- **What you should do**:
Would you output the following records verbatim and skip the images in them?

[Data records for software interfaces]
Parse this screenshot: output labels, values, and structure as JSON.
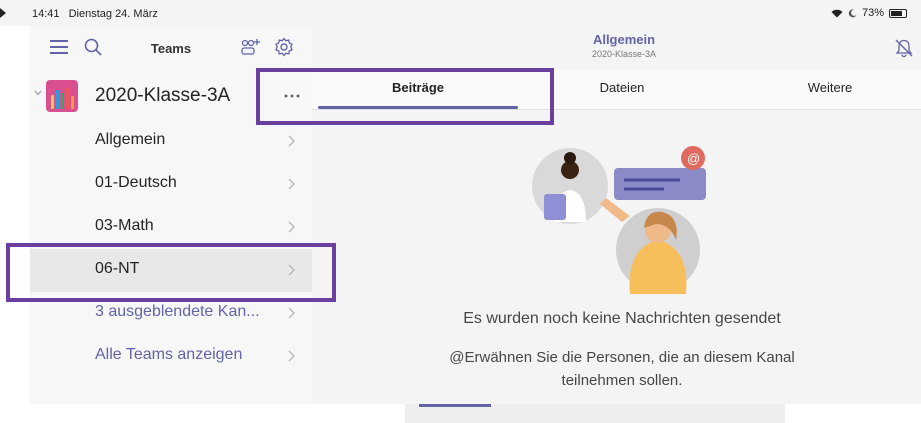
{
  "status_bar": {
    "time": "14:41",
    "date": "Dienstag 24. März",
    "battery": "73%"
  },
  "sidebar": {
    "title": "Teams",
    "team": {
      "name": "2020-Klasse-3A",
      "more": "···"
    },
    "channels": [
      {
        "label": "Allgemein"
      },
      {
        "label": "01-Deutsch"
      },
      {
        "label": "03-Math"
      },
      {
        "label": "06-NT"
      }
    ],
    "hidden_channels": "3 ausgeblendete Kan...",
    "all_teams": "Alle Teams anzeigen"
  },
  "channel_header": {
    "title": "Allgemein",
    "subtitle": "2020-Klasse-3A"
  },
  "tabs": [
    {
      "label": "Beiträge"
    },
    {
      "label": "Dateien"
    },
    {
      "label": "Weitere"
    }
  ],
  "empty_state": {
    "title": "Es wurden noch keine Nachrichten gesendet",
    "hint": "@Erwähnen Sie die Personen, die an diesem Kanal teilnehmen sollen.",
    "badge": "@"
  },
  "colors": {
    "accent": "#6264a7",
    "highlight": "#6b3fa0",
    "team_avatar": "#d94f8f"
  }
}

- **Your response**:
Parse this screenshot: output labels, values, and structure as JSON.
{
  "status_bar": {
    "time": "14:41",
    "date": "Dienstag 24. März",
    "battery": "73%"
  },
  "sidebar": {
    "title": "Teams",
    "team": {
      "name": "2020-Klasse-3A",
      "more": "···"
    },
    "channels": [
      {
        "label": "Allgemein"
      },
      {
        "label": "01-Deutsch"
      },
      {
        "label": "03-Math"
      },
      {
        "label": "06-NT"
      }
    ],
    "hidden_channels": "3 ausgeblendete Kan...",
    "all_teams": "Alle Teams anzeigen"
  },
  "channel_header": {
    "title": "Allgemein",
    "subtitle": "2020-Klasse-3A"
  },
  "tabs": [
    {
      "label": "Beiträge"
    },
    {
      "label": "Dateien"
    },
    {
      "label": "Weitere"
    }
  ],
  "empty_state": {
    "title": "Es wurden noch keine Nachrichten gesendet",
    "hint": "@Erwähnen Sie die Personen, die an diesem Kanal teilnehmen sollen.",
    "badge": "@"
  },
  "colors": {
    "accent": "#6264a7",
    "highlight": "#6b3fa0",
    "team_avatar": "#d94f8f"
  }
}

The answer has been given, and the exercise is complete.